The data Start Marker

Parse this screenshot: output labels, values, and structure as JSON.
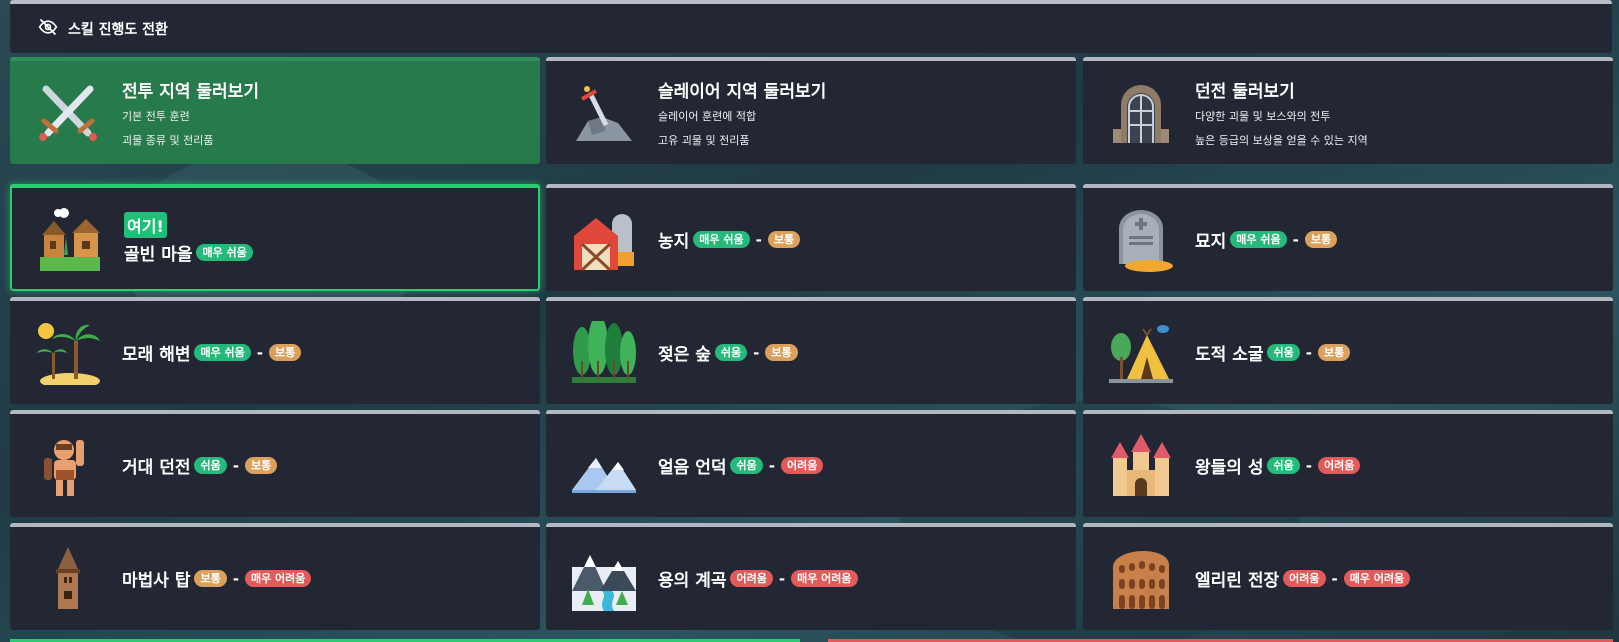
{
  "toggle": {
    "label": "스킬 진행도 전환",
    "icon": "eye-slash-icon"
  },
  "top_cards": [
    {
      "title": "전투 지역 둘러보기",
      "line1": "기본 전투 훈련",
      "line2": "괴물 종류 및 전리품",
      "icon": "crossed-swords-icon"
    },
    {
      "title": "슬레이어 지역 둘러보기",
      "line1": "슬레이어 훈련에 적합",
      "line2": "고유 괴물 및 전리품",
      "icon": "sword-in-stone-icon"
    },
    {
      "title": "던전 둘러보기",
      "line1": "다양한 괴물 및 보스와의 전투",
      "line2": "높은 등급의 보상을 얻을 수 있는 지역",
      "icon": "dungeon-door-icon"
    }
  ],
  "here_label": "여기!",
  "separator": "-",
  "areas": [
    {
      "name": "골빈 마을",
      "d1": "매우 쉬움",
      "d2": "",
      "icon": "village-icon"
    },
    {
      "name": "농지",
      "d1": "매우 쉬움",
      "d2": "보통",
      "icon": "barn-icon"
    },
    {
      "name": "묘지",
      "d1": "매우 쉬움",
      "d2": "보통",
      "icon": "gravestone-icon"
    },
    {
      "name": "모래 해변",
      "d1": "매우 쉬움",
      "d2": "보통",
      "icon": "palm-beach-icon"
    },
    {
      "name": "젖은 숲",
      "d1": "쉬움",
      "d2": "보통",
      "icon": "forest-icon"
    },
    {
      "name": "도적 소굴",
      "d1": "쉬움",
      "d2": "보통",
      "icon": "tent-icon"
    },
    {
      "name": "거대 던전",
      "d1": "쉬움",
      "d2": "보통",
      "icon": "giant-icon"
    },
    {
      "name": "얼음 언덕",
      "d1": "쉬움",
      "d2": "어려움",
      "icon": "ice-hills-icon"
    },
    {
      "name": "왕들의 성",
      "d1": "쉬움",
      "d2": "어려움",
      "icon": "castle-icon"
    },
    {
      "name": "마법사 탑",
      "d1": "보통",
      "d2": "매우 어려움",
      "icon": "wizard-tower-icon"
    },
    {
      "name": "용의 계곡",
      "d1": "어려움",
      "d2": "매우 어려움",
      "icon": "dragon-valley-icon"
    },
    {
      "name": "엘리린 전장",
      "d1": "어려움",
      "d2": "매우 어려움",
      "icon": "colosseum-icon"
    }
  ],
  "colors": {
    "card_bg": "#222733",
    "highlight_green": "#277a4b",
    "badge_green": "#25b97a",
    "badge_orange": "#dba05b",
    "badge_red": "#e45a5a"
  }
}
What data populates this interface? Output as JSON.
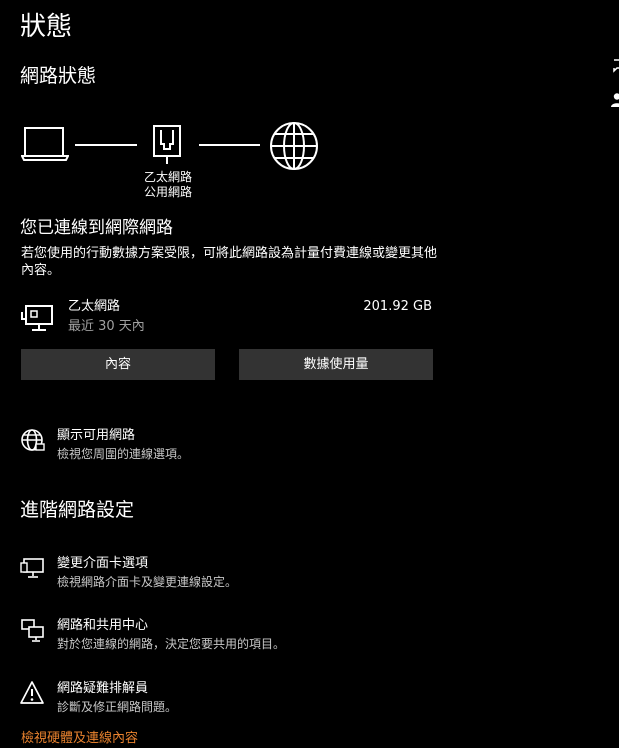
{
  "page": {
    "title": "狀態"
  },
  "network_status": {
    "heading": "網路狀態",
    "diagram": {
      "caption_line1": "乙太網路",
      "caption_line2": "公用網路"
    },
    "connected_title": "您已連線到網際網路",
    "connected_desc": "若您使用的行動數據方案受限，可將此網路設為計量付費連線或變更其他內容。"
  },
  "adapter": {
    "name": "乙太網路",
    "period": "最近 30 天內",
    "usage": "201.92 GB",
    "properties_button": "內容",
    "data_usage_button": "數據使用量"
  },
  "show_networks": {
    "title": "顯示可用網路",
    "desc": "檢視您周圍的連線選項。"
  },
  "advanced": {
    "heading": "進階網路設定",
    "items": [
      {
        "title": "變更介面卡選項",
        "desc": "檢視網路介面卡及變更連線設定。"
      },
      {
        "title": "網路和共用中心",
        "desc": "對於您連線的網路，決定您要共用的項目。"
      },
      {
        "title": "網路疑難排解員",
        "desc": "診斷及修正網路問題。"
      }
    ],
    "hardware_link": "檢視硬體及連線內容"
  },
  "icons": {
    "laptop": "laptop-icon",
    "ethernet": "ethernet-port-icon",
    "globe": "globe-icon",
    "adapter": "wired-network-icon",
    "show_networks": "network-globe-icon",
    "adapter_options": "adapter-options-icon",
    "sharing_center": "sharing-center-icon",
    "troubleshooter": "warning-icon",
    "side_chat": "chat-icon",
    "side_person": "person-icon"
  },
  "colors": {
    "background": "#000000",
    "text": "#ffffff",
    "secondary_text": "#a0a0a0",
    "button": "#333333",
    "link": "#e8822e"
  }
}
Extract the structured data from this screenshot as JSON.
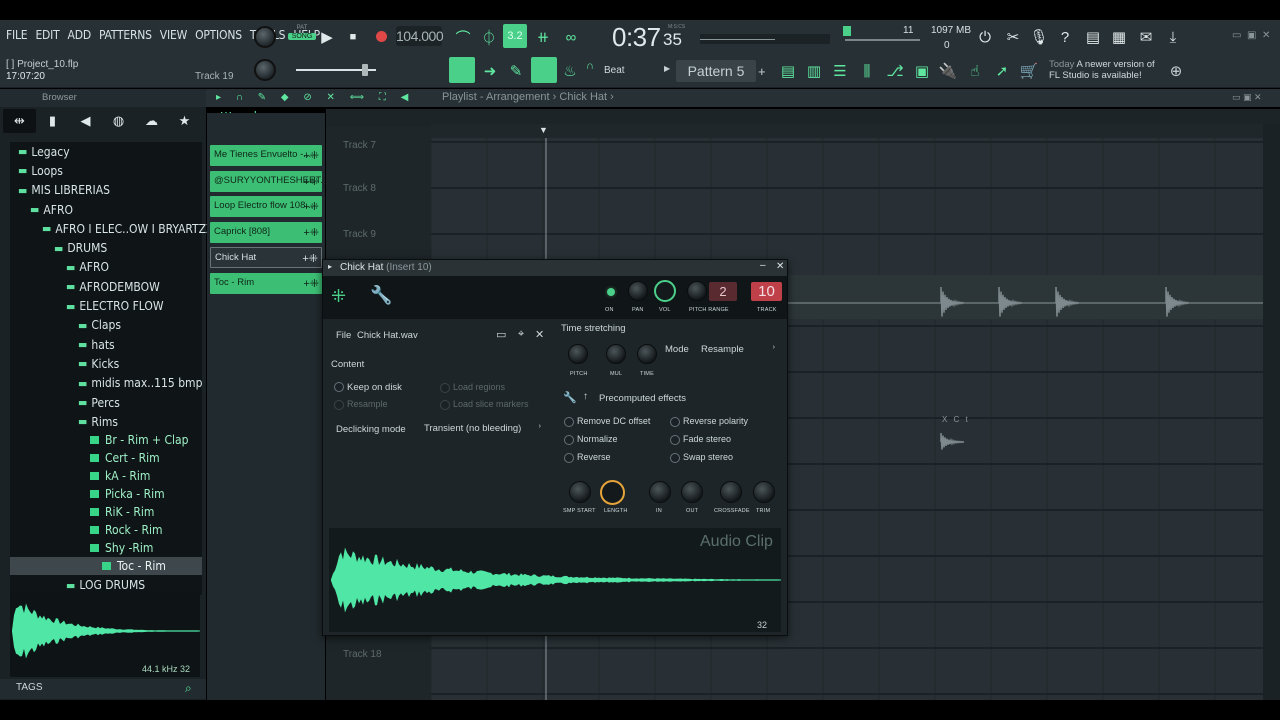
{
  "menu": [
    "FILE",
    "EDIT",
    "ADD",
    "PATTERNS",
    "VIEW",
    "OPTIONS",
    "TOOLS",
    "HELP"
  ],
  "transport": {
    "pat_label": "PAT",
    "song_label": "SONG",
    "bpm": "104.000",
    "time_main": "0:37",
    "time_sub": "35",
    "time_label": "M:S:CS",
    "step_value": "3.2",
    "cpu": "11",
    "memory": "1097 MB",
    "polyphony": "0",
    "snap": "Beat",
    "pattern": "Pattern 5"
  },
  "project": {
    "name": "[ ] Project_10.flp",
    "time": "17:07:20",
    "hint": "Track 19"
  },
  "news": {
    "day": "Today",
    "line1": "A newer version of",
    "line2": "FL Studio is available!"
  },
  "browser": {
    "title": "Browser",
    "tree": [
      {
        "label": "Legacy",
        "indent": 0,
        "type": "folder"
      },
      {
        "label": "Loops",
        "indent": 0,
        "type": "folder"
      },
      {
        "label": "MIS LIBRERIAS",
        "indent": 0,
        "type": "folder"
      },
      {
        "label": "AFRO",
        "indent": 1,
        "type": "folder"
      },
      {
        "label": "AFRO I ELEC..OW I BRYARTZZ",
        "indent": 2,
        "type": "folder"
      },
      {
        "label": "DRUMS",
        "indent": 3,
        "type": "folder"
      },
      {
        "label": "AFRO",
        "indent": 4,
        "type": "folder"
      },
      {
        "label": "AFRODEMBOW",
        "indent": 4,
        "type": "folder"
      },
      {
        "label": "ELECTRO FLOW",
        "indent": 4,
        "type": "folder"
      },
      {
        "label": "Claps",
        "indent": 5,
        "type": "folder"
      },
      {
        "label": "hats",
        "indent": 5,
        "type": "folder"
      },
      {
        "label": "Kicks",
        "indent": 5,
        "type": "folder"
      },
      {
        "label": "midis max..115 bmp",
        "indent": 5,
        "type": "folder"
      },
      {
        "label": "Percs",
        "indent": 5,
        "type": "folder"
      },
      {
        "label": "Rims",
        "indent": 5,
        "type": "folder"
      },
      {
        "label": "Br - Rim + Clap",
        "indent": 6,
        "type": "file"
      },
      {
        "label": "Cert - Rim",
        "indent": 6,
        "type": "file"
      },
      {
        "label": "kA - Rim",
        "indent": 6,
        "type": "file"
      },
      {
        "label": "Picka - Rim",
        "indent": 6,
        "type": "file"
      },
      {
        "label": "RiK - Rim",
        "indent": 6,
        "type": "file"
      },
      {
        "label": "Rock - Rim",
        "indent": 6,
        "type": "file"
      },
      {
        "label": "Shy -Rim",
        "indent": 6,
        "type": "file"
      },
      {
        "label": "Toc - Rim",
        "indent": 7,
        "type": "file",
        "selected": true
      },
      {
        "label": "LOG DRUMS",
        "indent": 4,
        "type": "folder"
      }
    ],
    "preview_info": "44.1 kHz 32",
    "tags": "TAGS"
  },
  "channels": [
    {
      "label": "Me Tienes Envuelto -...",
      "selected": false
    },
    {
      "label": "@SURYYONTHESHEET...",
      "selected": false
    },
    {
      "label": "Loop Electro flow 108...",
      "selected": false
    },
    {
      "label": "Caprick [808]",
      "selected": false
    },
    {
      "label": "Chick Hat",
      "selected": true
    },
    {
      "label": "Toc - Rim",
      "selected": false
    }
  ],
  "playlist": {
    "breadcrumb": [
      "Playlist - Arrangement",
      "Chick Hat"
    ],
    "tracks": [
      "Track 7",
      "Track 8",
      "Track 9",
      "Track 18"
    ],
    "clip_label": "X C t"
  },
  "channel_settings": {
    "title": "Chick Hat",
    "insert": "(Insert 10)",
    "pitch_range": "2",
    "track_num": "10",
    "knob_labels": {
      "on": "ON",
      "pan": "PAN",
      "vol": "VOL",
      "pitch_range": "PITCH RANGE",
      "track": "TRACK"
    },
    "file_label": "File",
    "file_name": "Chick Hat.wav",
    "content_label": "Content",
    "keep_on_disk": "Keep on disk",
    "load_regions": "Load regions",
    "resample": "Resample",
    "load_slice_markers": "Load slice markers",
    "declicking_label": "Declicking mode",
    "declicking_value": "Transient (no bleeding)",
    "time_stretching": "Time stretching",
    "ts_knobs": [
      "PITCH",
      "MUL",
      "TIME"
    ],
    "mode_label": "Mode",
    "mode_value": "Resample",
    "precomputed": "Precomputed effects",
    "effects": [
      "Remove DC offset",
      "Reverse polarity",
      "Normalize",
      "Fade stereo",
      "Reverse",
      "Swap stereo"
    ],
    "bottom_knobs": [
      "SMP START",
      "LENGTH",
      "IN",
      "OUT",
      "CROSSFADE",
      "TRIM"
    ],
    "audio_clip": "Audio Clip",
    "wave_info": "32"
  },
  "colors": {
    "accent": "#4bd08a",
    "wave": "#4fe6a6",
    "orange_knob": "#e5a33a",
    "red_badge": "#c0404a"
  }
}
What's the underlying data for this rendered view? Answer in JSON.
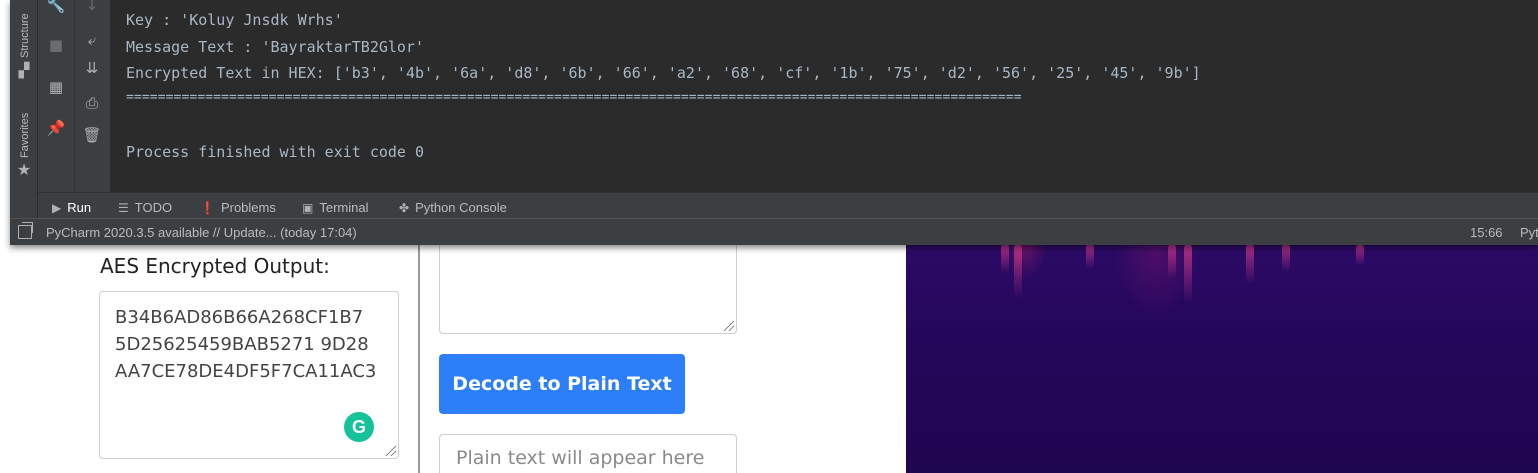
{
  "ide": {
    "side_labels": {
      "structure": "Structure",
      "favorites": "Favorites"
    },
    "console_lines": [
      "Key : 'Koluy Jnsdk Wrhs'",
      "Message Text : 'BayraktarTB2Glor'",
      "Encrypted Text in HEX: ['b3', '4b', '6a', 'd8', '6b', '66', 'a2', '68', 'cf', '1b', '75', 'd2', '56', '25', '45', '9b']",
      "=================================================================================================================",
      "",
      "Process finished with exit code 0"
    ],
    "tabs": [
      {
        "label": "Run",
        "icon": "play-icon",
        "glyph": "▶"
      },
      {
        "label": "TODO",
        "icon": "list-icon",
        "glyph": "☰"
      },
      {
        "label": "Problems",
        "icon": "warning-icon",
        "glyph": "❗"
      },
      {
        "label": "Terminal",
        "icon": "terminal-icon",
        "glyph": "▣"
      },
      {
        "label": "Python Console",
        "icon": "python-icon",
        "glyph": "✤"
      }
    ],
    "status": {
      "message": "PyCharm 2020.3.5 available // Update... (today 17:04)",
      "position": "15:66",
      "right_text": "Pyt"
    }
  },
  "page": {
    "aes_label": "AES Encrypted Output:",
    "aes_output": "B34B6AD86B66A268CF1B7\n5D25625459BAB5271 9D28\nAA7CE78DE4DF5F7CA11AC3",
    "grammarly_letter": "G",
    "decode_button": "Decode to Plain Text",
    "plain_placeholder": "Plain text will appear here"
  },
  "colors": {
    "button_blue": "#2d7ff9",
    "ide_bg": "#2b2b2b",
    "console_text": "#a9b7c6",
    "grammarly_green": "#15c39a",
    "background_purple": "#24075a"
  }
}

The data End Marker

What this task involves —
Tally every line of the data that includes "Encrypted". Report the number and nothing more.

Answer to the problem —
2